*** DATASET RECORDS ***

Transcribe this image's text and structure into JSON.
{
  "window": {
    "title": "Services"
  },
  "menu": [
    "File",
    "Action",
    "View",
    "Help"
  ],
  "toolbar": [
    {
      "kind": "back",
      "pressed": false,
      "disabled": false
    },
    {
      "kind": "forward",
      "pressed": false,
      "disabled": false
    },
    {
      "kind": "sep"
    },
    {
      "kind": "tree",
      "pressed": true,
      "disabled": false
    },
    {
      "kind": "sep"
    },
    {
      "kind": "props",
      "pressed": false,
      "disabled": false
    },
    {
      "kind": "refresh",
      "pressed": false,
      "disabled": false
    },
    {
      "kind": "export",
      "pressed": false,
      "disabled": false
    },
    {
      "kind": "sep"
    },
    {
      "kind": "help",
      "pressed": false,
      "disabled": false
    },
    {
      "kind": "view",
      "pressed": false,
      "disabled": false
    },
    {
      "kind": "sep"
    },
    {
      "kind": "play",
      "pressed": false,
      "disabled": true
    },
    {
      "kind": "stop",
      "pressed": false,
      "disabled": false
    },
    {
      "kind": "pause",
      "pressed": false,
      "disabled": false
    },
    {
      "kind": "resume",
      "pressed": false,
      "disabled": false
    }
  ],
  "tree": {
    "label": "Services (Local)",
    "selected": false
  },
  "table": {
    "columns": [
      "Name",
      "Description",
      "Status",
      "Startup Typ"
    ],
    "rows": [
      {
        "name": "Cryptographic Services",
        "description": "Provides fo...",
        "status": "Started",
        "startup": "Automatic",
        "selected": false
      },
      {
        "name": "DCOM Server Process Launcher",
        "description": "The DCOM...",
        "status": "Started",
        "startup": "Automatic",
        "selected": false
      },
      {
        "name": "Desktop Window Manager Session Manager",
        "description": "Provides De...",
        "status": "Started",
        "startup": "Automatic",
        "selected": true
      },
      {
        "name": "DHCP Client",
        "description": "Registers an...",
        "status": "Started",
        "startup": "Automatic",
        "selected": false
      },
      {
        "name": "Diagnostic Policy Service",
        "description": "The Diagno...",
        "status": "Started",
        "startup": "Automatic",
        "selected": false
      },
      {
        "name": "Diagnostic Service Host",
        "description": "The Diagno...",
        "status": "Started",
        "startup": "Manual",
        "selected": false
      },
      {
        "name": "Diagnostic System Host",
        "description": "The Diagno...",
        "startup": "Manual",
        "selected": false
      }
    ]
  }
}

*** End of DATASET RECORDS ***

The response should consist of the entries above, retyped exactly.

→ **OUTPUT FOR THIS TASK**:
Transcribe this image's text and structure into JSON.
{
  "window": {
    "title": "Services"
  },
  "menu": [
    "File",
    "Action",
    "View",
    "Help"
  ],
  "toolbar": [
    {
      "kind": "back",
      "pressed": false,
      "disabled": false
    },
    {
      "kind": "forward",
      "pressed": false,
      "disabled": false
    },
    {
      "kind": "sep"
    },
    {
      "kind": "tree",
      "pressed": true,
      "disabled": false
    },
    {
      "kind": "sep"
    },
    {
      "kind": "props",
      "pressed": false,
      "disabled": false
    },
    {
      "kind": "refresh",
      "pressed": false,
      "disabled": false
    },
    {
      "kind": "export",
      "pressed": false,
      "disabled": false
    },
    {
      "kind": "sep"
    },
    {
      "kind": "help",
      "pressed": false,
      "disabled": false
    },
    {
      "kind": "view",
      "pressed": false,
      "disabled": false
    },
    {
      "kind": "sep"
    },
    {
      "kind": "play",
      "pressed": false,
      "disabled": true
    },
    {
      "kind": "stop",
      "pressed": false,
      "disabled": false
    },
    {
      "kind": "pause",
      "pressed": false,
      "disabled": false
    },
    {
      "kind": "resume",
      "pressed": false,
      "disabled": false
    }
  ],
  "tree": {
    "label": "Services (Local)",
    "selected": false
  },
  "table": {
    "columns": [
      "Name",
      "Description",
      "Status",
      "Startup Typ"
    ],
    "rows": [
      {
        "name": "Cryptographic Services",
        "description": "Provides fo...",
        "status": "Started",
        "startup": "Automatic",
        "selected": false
      },
      {
        "name": "DCOM Server Process Launcher",
        "description": "The DCOM...",
        "status": "Started",
        "startup": "Automatic",
        "selected": false
      },
      {
        "name": "Desktop Window Manager Session Manager",
        "description": "Provides De...",
        "status": "Started",
        "startup": "Automatic",
        "selected": true
      },
      {
        "name": "DHCP Client",
        "description": "Registers an...",
        "status": "Started",
        "startup": "Automatic",
        "selected": false
      },
      {
        "name": "Diagnostic Policy Service",
        "description": "The Diagno...",
        "status": "Started",
        "startup": "Automatic",
        "selected": false
      },
      {
        "name": "Diagnostic Service Host",
        "description": "The Diagno...",
        "status": "Started",
        "startup": "Manual",
        "selected": false
      },
      {
        "name": "Diagnostic System Host",
        "description": "The Diagno...",
        "startup": "Manual",
        "selected": false
      }
    ]
  }
}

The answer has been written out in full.